Apart from the images, output the data below exactly.
======== Data shown ========
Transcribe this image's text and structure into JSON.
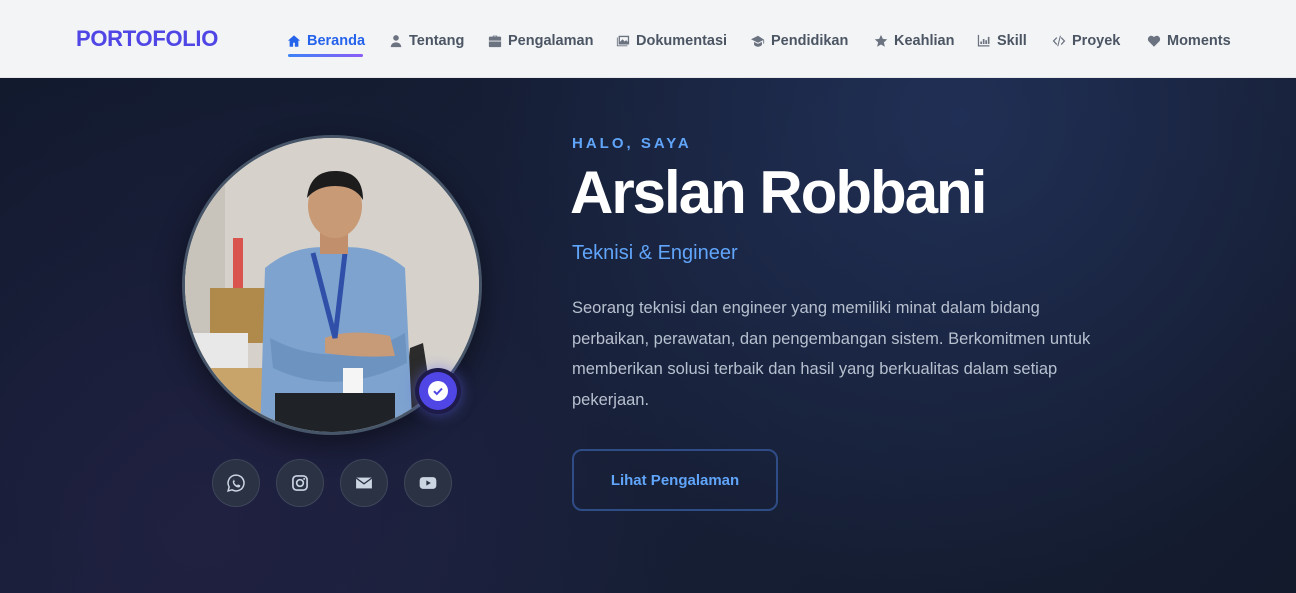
{
  "brand": "PORTOFOLIO",
  "nav": [
    {
      "label": "Beranda",
      "icon": "home-icon",
      "active": true
    },
    {
      "label": "Tentang",
      "icon": "user-icon"
    },
    {
      "label": "Pengalaman",
      "icon": "briefcase-icon"
    },
    {
      "label": "Dokumentasi",
      "icon": "images-icon"
    },
    {
      "label": "Pendidikan",
      "icon": "graduation-cap-icon"
    },
    {
      "label": "Keahlian",
      "icon": "star-icon"
    },
    {
      "label": "Skill",
      "icon": "chart-icon"
    },
    {
      "label": "Proyek",
      "icon": "code-icon"
    },
    {
      "label": "Moments",
      "icon": "heart-icon"
    }
  ],
  "hero": {
    "eyebrow": "HALO, SAYA",
    "name": "Arslan Robbani",
    "role": "Teknisi & Engineer",
    "description": "Seorang teknisi dan engineer yang memiliki minat dalam bidang perbaikan, perawatan, dan pengembangan sistem. Berkomitmen untuk memberikan solusi terbaik dan hasil yang berkualitas dalam setiap pekerjaan.",
    "cta_label": "Lihat Pengalaman"
  },
  "social": [
    "whatsapp-icon",
    "instagram-icon",
    "email-icon",
    "youtube-icon"
  ],
  "colors": {
    "brand": "#4f46e5",
    "accent": "#60a5fa",
    "background": "#121a2e"
  }
}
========
Result of the task:
Transcribe this image's text and structure into JSON.
{
  "brand": "PORTOFOLIO",
  "nav": [
    {
      "label": "Beranda",
      "icon": "home-icon",
      "active": true
    },
    {
      "label": "Tentang",
      "icon": "user-icon"
    },
    {
      "label": "Pengalaman",
      "icon": "briefcase-icon"
    },
    {
      "label": "Dokumentasi",
      "icon": "images-icon"
    },
    {
      "label": "Pendidikan",
      "icon": "graduation-cap-icon"
    },
    {
      "label": "Keahlian",
      "icon": "star-icon"
    },
    {
      "label": "Skill",
      "icon": "chart-icon"
    },
    {
      "label": "Proyek",
      "icon": "code-icon"
    },
    {
      "label": "Moments",
      "icon": "heart-icon"
    }
  ],
  "hero": {
    "eyebrow": "HALO, SAYA",
    "name": "Arslan Robbani",
    "role": "Teknisi & Engineer",
    "description": "Seorang teknisi dan engineer yang memiliki minat dalam bidang perbaikan, perawatan, dan pengembangan sistem. Berkomitmen untuk memberikan solusi terbaik dan hasil yang berkualitas dalam setiap pekerjaan.",
    "cta_label": "Lihat Pengalaman"
  },
  "social": [
    "whatsapp-icon",
    "instagram-icon",
    "email-icon",
    "youtube-icon"
  ],
  "colors": {
    "brand": "#4f46e5",
    "accent": "#60a5fa",
    "background": "#121a2e"
  }
}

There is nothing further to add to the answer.